[Records drawn from a dataset]
<<<<
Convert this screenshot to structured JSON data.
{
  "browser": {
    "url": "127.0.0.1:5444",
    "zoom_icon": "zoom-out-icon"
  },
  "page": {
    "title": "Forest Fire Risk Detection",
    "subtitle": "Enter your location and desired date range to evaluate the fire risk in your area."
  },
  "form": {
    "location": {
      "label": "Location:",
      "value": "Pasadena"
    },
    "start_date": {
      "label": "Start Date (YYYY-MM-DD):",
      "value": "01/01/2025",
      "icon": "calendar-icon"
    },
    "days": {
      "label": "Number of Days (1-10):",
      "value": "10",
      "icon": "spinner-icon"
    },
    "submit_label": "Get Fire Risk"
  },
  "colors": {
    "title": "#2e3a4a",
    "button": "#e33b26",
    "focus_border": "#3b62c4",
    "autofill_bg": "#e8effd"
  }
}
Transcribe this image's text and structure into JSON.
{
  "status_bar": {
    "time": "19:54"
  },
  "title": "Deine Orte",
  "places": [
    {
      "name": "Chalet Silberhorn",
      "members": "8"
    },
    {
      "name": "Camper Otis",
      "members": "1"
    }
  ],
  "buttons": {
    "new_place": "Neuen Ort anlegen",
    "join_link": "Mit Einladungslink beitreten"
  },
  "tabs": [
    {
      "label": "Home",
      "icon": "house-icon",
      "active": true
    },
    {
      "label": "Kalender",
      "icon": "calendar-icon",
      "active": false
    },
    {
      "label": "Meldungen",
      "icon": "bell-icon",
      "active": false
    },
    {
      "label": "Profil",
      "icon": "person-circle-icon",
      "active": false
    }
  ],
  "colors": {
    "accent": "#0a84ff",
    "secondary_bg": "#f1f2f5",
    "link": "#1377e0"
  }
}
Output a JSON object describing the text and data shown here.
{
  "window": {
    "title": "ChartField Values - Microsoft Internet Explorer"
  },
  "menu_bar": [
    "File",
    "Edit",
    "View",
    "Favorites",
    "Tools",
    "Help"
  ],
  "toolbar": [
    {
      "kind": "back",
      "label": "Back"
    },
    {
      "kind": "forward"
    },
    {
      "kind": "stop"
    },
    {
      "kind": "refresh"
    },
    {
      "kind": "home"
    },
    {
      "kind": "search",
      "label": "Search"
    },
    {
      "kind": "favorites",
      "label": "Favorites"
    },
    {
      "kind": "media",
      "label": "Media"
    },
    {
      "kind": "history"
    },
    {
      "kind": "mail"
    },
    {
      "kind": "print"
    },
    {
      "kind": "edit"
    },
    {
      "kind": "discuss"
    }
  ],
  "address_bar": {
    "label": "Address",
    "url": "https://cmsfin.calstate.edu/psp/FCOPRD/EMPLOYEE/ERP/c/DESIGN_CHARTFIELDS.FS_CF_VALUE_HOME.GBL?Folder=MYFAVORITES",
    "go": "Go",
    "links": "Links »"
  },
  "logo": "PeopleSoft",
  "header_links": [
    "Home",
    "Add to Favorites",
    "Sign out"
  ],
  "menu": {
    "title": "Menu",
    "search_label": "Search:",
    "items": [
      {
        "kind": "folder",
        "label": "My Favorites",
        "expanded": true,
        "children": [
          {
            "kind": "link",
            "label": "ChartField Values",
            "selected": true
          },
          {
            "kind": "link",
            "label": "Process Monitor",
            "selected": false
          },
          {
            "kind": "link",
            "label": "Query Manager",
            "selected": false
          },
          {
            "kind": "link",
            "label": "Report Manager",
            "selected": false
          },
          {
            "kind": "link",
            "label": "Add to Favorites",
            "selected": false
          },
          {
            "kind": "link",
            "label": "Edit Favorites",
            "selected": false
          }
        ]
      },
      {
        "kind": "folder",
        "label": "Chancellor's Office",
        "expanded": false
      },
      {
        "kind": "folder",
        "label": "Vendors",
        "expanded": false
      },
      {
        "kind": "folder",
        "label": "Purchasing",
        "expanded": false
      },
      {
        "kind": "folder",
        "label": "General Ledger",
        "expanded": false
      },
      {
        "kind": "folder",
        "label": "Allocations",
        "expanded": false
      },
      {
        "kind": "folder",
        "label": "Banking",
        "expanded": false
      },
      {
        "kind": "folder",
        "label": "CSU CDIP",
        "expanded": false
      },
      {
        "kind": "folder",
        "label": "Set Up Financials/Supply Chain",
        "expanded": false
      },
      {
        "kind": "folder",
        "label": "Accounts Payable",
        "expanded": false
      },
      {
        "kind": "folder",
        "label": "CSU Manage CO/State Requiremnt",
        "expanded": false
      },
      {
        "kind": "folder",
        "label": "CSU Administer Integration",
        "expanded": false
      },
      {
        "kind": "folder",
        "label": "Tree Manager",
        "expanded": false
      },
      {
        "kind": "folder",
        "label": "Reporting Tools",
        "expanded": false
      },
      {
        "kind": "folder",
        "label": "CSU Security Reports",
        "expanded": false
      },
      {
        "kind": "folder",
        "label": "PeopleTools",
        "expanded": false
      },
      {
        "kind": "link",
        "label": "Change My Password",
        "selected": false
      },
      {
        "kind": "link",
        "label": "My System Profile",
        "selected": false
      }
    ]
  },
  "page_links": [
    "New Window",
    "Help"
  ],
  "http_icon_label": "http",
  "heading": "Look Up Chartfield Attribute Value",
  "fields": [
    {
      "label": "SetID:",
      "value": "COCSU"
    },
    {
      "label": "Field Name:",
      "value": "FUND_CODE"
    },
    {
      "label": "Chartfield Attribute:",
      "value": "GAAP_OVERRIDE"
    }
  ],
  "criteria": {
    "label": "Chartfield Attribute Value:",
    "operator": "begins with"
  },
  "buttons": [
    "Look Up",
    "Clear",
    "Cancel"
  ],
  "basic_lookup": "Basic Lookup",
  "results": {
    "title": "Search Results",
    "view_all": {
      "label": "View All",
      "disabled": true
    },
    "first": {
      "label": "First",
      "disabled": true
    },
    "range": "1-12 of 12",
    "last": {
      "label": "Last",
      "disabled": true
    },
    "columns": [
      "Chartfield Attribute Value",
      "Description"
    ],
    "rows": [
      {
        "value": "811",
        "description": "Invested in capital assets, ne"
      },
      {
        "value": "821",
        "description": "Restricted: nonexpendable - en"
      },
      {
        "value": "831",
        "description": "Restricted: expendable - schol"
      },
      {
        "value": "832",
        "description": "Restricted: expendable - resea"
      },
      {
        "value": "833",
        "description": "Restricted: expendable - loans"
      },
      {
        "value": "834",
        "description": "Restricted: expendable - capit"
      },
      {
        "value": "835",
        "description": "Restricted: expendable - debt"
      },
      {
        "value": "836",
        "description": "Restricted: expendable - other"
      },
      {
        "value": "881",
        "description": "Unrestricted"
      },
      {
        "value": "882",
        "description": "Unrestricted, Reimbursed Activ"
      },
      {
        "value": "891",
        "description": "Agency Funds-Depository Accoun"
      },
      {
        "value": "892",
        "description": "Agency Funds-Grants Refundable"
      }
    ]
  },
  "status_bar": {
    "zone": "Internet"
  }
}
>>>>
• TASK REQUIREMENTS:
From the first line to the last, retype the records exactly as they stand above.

• COMPLETED EXERCISE:
Convert this screenshot to structured JSON data.
{
  "browser": {
    "url": "127.0.0.1:5444",
    "zoom_icon": "zoom-out-icon"
  },
  "page": {
    "title": "Forest Fire Risk Detection",
    "subtitle": "Enter your location and desired date range to evaluate the fire risk in your area."
  },
  "form": {
    "location": {
      "label": "Location:",
      "value": "Pasadena"
    },
    "start_date": {
      "label": "Start Date (YYYY-MM-DD):",
      "value": "01/01/2025",
      "icon": "calendar-icon"
    },
    "days": {
      "label": "Number of Days (1-10):",
      "value": "10",
      "icon": "spinner-icon"
    },
    "submit_label": "Get Fire Risk"
  },
  "colors": {
    "title": "#2e3a4a",
    "button": "#e33b26",
    "focus_border": "#3b62c4",
    "autofill_bg": "#e8effd"
  }
}
Transcribe this image's text and structure into JSON.
{
  "status_bar": {
    "time": "19:54"
  },
  "title": "Deine Orte",
  "places": [
    {
      "name": "Chalet Silberhorn",
      "members": "8"
    },
    {
      "name": "Camper Otis",
      "members": "1"
    }
  ],
  "buttons": {
    "new_place": "Neuen Ort anlegen",
    "join_link": "Mit Einladungslink beitreten"
  },
  "tabs": [
    {
      "label": "Home",
      "icon": "house-icon",
      "active": true
    },
    {
      "label": "Kalender",
      "icon": "calendar-icon",
      "active": false
    },
    {
      "label": "Meldungen",
      "icon": "bell-icon",
      "active": false
    },
    {
      "label": "Profil",
      "icon": "person-circle-icon",
      "active": false
    }
  ],
  "colors": {
    "accent": "#0a84ff",
    "secondary_bg": "#f1f2f5",
    "link": "#1377e0"
  }
}
Output a JSON object describing the text and data shown here.
{
  "window": {
    "title": "ChartField Values - Microsoft Internet Explorer"
  },
  "menu_bar": [
    "File",
    "Edit",
    "View",
    "Favorites",
    "Tools",
    "Help"
  ],
  "toolbar": [
    {
      "kind": "back",
      "label": "Back"
    },
    {
      "kind": "forward"
    },
    {
      "kind": "stop"
    },
    {
      "kind": "refresh"
    },
    {
      "kind": "home"
    },
    {
      "kind": "search",
      "label": "Search"
    },
    {
      "kind": "favorites",
      "label": "Favorites"
    },
    {
      "kind": "media",
      "label": "Media"
    },
    {
      "kind": "history"
    },
    {
      "kind": "mail"
    },
    {
      "kind": "print"
    },
    {
      "kind": "edit"
    },
    {
      "kind": "discuss"
    }
  ],
  "address_bar": {
    "label": "Address",
    "url": "https://cmsfin.calstate.edu/psp/FCOPRD/EMPLOYEE/ERP/c/DESIGN_CHARTFIELDS.FS_CF_VALUE_HOME.GBL?Folder=MYFAVORITES",
    "go": "Go",
    "links": "Links »"
  },
  "logo": "PeopleSoft",
  "header_links": [
    "Home",
    "Add to Favorites",
    "Sign out"
  ],
  "menu": {
    "title": "Menu",
    "search_label": "Search:",
    "items": [
      {
        "kind": "folder",
        "label": "My Favorites",
        "expanded": true,
        "children": [
          {
            "kind": "link",
            "label": "ChartField Values",
            "selected": true
          },
          {
            "kind": "link",
            "label": "Process Monitor",
            "selected": false
          },
          {
            "kind": "link",
            "label": "Query Manager",
            "selected": false
          },
          {
            "kind": "link",
            "label": "Report Manager",
            "selected": false
          },
          {
            "kind": "link",
            "label": "Add to Favorites",
            "selected": false
          },
          {
            "kind": "link",
            "label": "Edit Favorites",
            "selected": false
          }
        ]
      },
      {
        "kind": "folder",
        "label": "Chancellor's Office",
        "expanded": false
      },
      {
        "kind": "folder",
        "label": "Vendors",
        "expanded": false
      },
      {
        "kind": "folder",
        "label": "Purchasing",
        "expanded": false
      },
      {
        "kind": "folder",
        "label": "General Ledger",
        "expanded": false
      },
      {
        "kind": "folder",
        "label": "Allocations",
        "expanded": false
      },
      {
        "kind": "folder",
        "label": "Banking",
        "expanded": false
      },
      {
        "kind": "folder",
        "label": "CSU CDIP",
        "expanded": false
      },
      {
        "kind": "folder",
        "label": "Set Up Financials/Supply Chain",
        "expanded": false
      },
      {
        "kind": "folder",
        "label": "Accounts Payable",
        "expanded": false
      },
      {
        "kind": "folder",
        "label": "CSU Manage CO/State Requiremnt",
        "expanded": false
      },
      {
        "kind": "folder",
        "label": "CSU Administer Integration",
        "expanded": false
      },
      {
        "kind": "folder",
        "label": "Tree Manager",
        "expanded": false
      },
      {
        "kind": "folder",
        "label": "Reporting Tools",
        "expanded": false
      },
      {
        "kind": "folder",
        "label": "CSU Security Reports",
        "expanded": false
      },
      {
        "kind": "folder",
        "label": "PeopleTools",
        "expanded": false
      },
      {
        "kind": "link",
        "label": "Change My Password",
        "selected": false
      },
      {
        "kind": "link",
        "label": "My System Profile",
        "selected": false
      }
    ]
  },
  "page_links": [
    "New Window",
    "Help"
  ],
  "http_icon_label": "http",
  "heading": "Look Up Chartfield Attribute Value",
  "fields": [
    {
      "label": "SetID:",
      "value": "COCSU"
    },
    {
      "label": "Field Name:",
      "value": "FUND_CODE"
    },
    {
      "label": "Chartfield Attribute:",
      "value": "GAAP_OVERRIDE"
    }
  ],
  "criteria": {
    "label": "Chartfield Attribute Value:",
    "operator": "begins with"
  },
  "buttons": [
    "Look Up",
    "Clear",
    "Cancel"
  ],
  "basic_lookup": "Basic Lookup",
  "results": {
    "title": "Search Results",
    "view_all": {
      "label": "View All",
      "disabled": true
    },
    "first": {
      "label": "First",
      "disabled": true
    },
    "range": "1-12 of 12",
    "last": {
      "label": "Last",
      "disabled": true
    },
    "columns": [
      "Chartfield Attribute Value",
      "Description"
    ],
    "rows": [
      {
        "value": "811",
        "description": "Invested in capital assets, ne"
      },
      {
        "value": "821",
        "description": "Restricted: nonexpendable - en"
      },
      {
        "value": "831",
        "description": "Restricted: expendable - schol"
      },
      {
        "value": "832",
        "description": "Restricted: expendable - resea"
      },
      {
        "value": "833",
        "description": "Restricted: expendable - loans"
      },
      {
        "value": "834",
        "description": "Restricted: expendable - capit"
      },
      {
        "value": "835",
        "description": "Restricted: expendable - debt"
      },
      {
        "value": "836",
        "description": "Restricted: expendable - other"
      },
      {
        "value": "881",
        "description": "Unrestricted"
      },
      {
        "value": "882",
        "description": "Unrestricted, Reimbursed Activ"
      },
      {
        "value": "891",
        "description": "Agency Funds-Depository Accoun"
      },
      {
        "value": "892",
        "description": "Agency Funds-Grants Refundable"
      }
    ]
  },
  "status_bar": {
    "zone": "Internet"
  }
}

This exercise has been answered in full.